Fact 5: There is Broad Scientific Consensus that Humans are Most Likely the Primary Driver of Observed Climate Change

Multiple reports in peer-reviewed journals have found that at least 97% of scientists actively publishing in the climate field agree that the climate change observed in the past century is likely due to human influence, i.e., it is anthropogenic. See these links to some studies. In 2015, 24 of Britain's top "Learned Societies" - groups of scientific experts, basically - wrote a letter urging that we need to establish a "zero-carbon world" early in the second half of the 21st century. In the past 15 years, 18 U.S. scientific associations have confirmed that climate change is likely being caused by humans. Big players in the private sector are concerned as well. For example, CEOs from 43 companies in various sectors (with over $1.2 trillion of revenue in 2014) signed an open letter urging action in April of 2015. Even Exxon Mobil states as their official position on climate change (as of the summer of 2018) that:
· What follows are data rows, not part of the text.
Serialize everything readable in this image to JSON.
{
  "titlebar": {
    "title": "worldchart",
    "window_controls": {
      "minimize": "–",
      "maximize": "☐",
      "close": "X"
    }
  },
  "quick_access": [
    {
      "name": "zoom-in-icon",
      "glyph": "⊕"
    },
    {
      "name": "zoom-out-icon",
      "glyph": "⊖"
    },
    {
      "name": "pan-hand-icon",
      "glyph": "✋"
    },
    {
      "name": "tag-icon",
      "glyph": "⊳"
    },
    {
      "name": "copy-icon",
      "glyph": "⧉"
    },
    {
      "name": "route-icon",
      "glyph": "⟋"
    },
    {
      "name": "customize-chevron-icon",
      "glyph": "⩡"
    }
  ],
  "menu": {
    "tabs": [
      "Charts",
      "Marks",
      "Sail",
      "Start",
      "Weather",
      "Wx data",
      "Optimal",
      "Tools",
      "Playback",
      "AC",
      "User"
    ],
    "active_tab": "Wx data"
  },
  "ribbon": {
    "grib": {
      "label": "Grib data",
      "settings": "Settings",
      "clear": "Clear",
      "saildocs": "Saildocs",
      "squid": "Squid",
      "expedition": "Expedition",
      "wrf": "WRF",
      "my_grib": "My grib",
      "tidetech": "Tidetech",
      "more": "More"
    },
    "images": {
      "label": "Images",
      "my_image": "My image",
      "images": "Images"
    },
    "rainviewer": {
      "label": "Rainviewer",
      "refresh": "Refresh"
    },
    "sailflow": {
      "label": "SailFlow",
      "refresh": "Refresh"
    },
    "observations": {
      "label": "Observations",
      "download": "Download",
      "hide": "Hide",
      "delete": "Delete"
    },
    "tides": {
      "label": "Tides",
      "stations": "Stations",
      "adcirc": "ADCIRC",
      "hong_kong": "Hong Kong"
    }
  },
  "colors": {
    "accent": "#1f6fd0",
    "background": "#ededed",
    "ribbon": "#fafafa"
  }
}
"The risk of climate change is clear and the risk warrants action. Increasing carbon emissions in the atmosphere are having a warming effect. There is a broad scientific and policy consensus that action must be taken to further quantify and assess the risks."
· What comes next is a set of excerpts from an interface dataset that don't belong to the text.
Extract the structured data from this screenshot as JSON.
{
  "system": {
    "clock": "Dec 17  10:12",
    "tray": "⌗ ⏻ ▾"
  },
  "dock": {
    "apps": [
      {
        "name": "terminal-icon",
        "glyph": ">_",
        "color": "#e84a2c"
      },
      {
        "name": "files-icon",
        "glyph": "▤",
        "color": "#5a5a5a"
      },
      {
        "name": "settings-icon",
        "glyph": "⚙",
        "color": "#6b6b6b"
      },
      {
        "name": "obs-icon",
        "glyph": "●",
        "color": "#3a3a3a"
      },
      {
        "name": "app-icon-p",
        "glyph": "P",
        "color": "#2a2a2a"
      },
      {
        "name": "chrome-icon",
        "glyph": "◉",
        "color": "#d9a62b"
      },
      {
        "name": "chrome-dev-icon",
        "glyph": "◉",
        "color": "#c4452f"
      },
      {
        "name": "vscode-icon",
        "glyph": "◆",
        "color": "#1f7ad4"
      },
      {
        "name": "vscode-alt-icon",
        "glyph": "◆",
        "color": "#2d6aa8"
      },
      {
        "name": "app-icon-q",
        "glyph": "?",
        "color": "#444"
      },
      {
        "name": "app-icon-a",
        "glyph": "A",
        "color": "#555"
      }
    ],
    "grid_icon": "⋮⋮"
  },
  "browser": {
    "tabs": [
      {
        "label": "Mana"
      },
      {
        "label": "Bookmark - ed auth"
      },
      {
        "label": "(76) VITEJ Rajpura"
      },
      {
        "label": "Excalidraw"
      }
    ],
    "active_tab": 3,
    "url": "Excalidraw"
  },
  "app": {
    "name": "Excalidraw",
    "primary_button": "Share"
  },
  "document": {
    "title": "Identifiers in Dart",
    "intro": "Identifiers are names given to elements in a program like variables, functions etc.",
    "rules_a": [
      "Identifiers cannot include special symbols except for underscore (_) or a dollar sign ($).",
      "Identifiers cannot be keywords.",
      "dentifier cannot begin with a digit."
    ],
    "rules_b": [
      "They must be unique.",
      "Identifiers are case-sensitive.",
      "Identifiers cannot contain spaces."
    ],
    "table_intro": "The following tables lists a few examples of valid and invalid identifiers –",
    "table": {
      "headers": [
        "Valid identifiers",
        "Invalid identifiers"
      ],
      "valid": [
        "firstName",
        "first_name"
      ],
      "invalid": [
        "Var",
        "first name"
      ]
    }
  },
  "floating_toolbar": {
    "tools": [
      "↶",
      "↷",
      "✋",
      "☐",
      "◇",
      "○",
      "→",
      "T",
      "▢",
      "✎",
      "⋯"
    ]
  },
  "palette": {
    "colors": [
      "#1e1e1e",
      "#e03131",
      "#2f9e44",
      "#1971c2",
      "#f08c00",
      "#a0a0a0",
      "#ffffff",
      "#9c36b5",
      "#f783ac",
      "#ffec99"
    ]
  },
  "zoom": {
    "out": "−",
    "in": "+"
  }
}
Exxon Mobil, the world's largest publicly traded oil and gas company, is not known to be a friend of carbon reduction advocates. In fact, a study published in August of 2017 found that they systematically misled the public for nearly 40 years about the dangers of climate change, even though they acknowledged the risks internally. Yet even they assert that emissions should be reduced.

Putting it All Together

Let's consider these facts together:

  1. We know that the greenhouse effect warms the planet and that carbon dioxide is a greenhouse gas.
  2. We know that humans are emitting greenhouse gases at a rate that is increasing their concentration in the atmosphere.
  3. We know that the global climate is warming.

These three facts alone indicate that there is likely a problem. But, on top of this, you add that:

  • The vast majority of active climate scientists agree that climate change is a problem and that climate change is at least very likely being caused by humans. So, the people that we trust to understand the climate widely agree that it is a problem.
  • Finally, if climate change is happening, then the results will likely be devastating and on a global scale.

Even if we are not certain that humans are impacting the climate (we can never by 100% certain because we only have one planet to run this global "experiment" on), it is probably worth taking the precaution to prevent it if it is true. Yes, it is possible that so many climate experts are wrong - it is a rare occurrence that so many experts are wrong, but there is a possibility, however slim. And yes, we do not know for a fact that humans impact the climate, though basically all signs point to it being the case. And yes, there will be costs associated with making the change to a low-carbon society. But why do people buy life insurance? What about fire insurance? As silly as it sounds, what about buying an extended warranty on a new piece of electronics, or extra insurance for a rental car? The point is that even though the likelihood of using those insurances is minimal - probably less than the likelihood that climate change is caused by humans - people are willing to pay the cost in order to avoid catastrophe. The same could be said of climate change. Taking steps to avoid the worst-case scenario, or perhaps something near the worst-case scenario, is known as the precautionary principle. This may cost money or other resources in the short term, but is seen as worth it because of the situation it may prevent.

One quick addendum to this: If steps are successfully taken to reduce climate emissions to a sustainable level, it is very likely that there will also be cleaner air, less environmental damage, more energy security (not being dependent on another country for energy), and probably more active/healthy citizens. Something to think about.

Further Reading - OPTIONAL

If you are interested in reading more about this topic, here are some suggested readings.

Optional (But Strongly Suggested)

Now that you have completed the content, I suggest going through the Learning Objectives Self-Check list at the top of the page.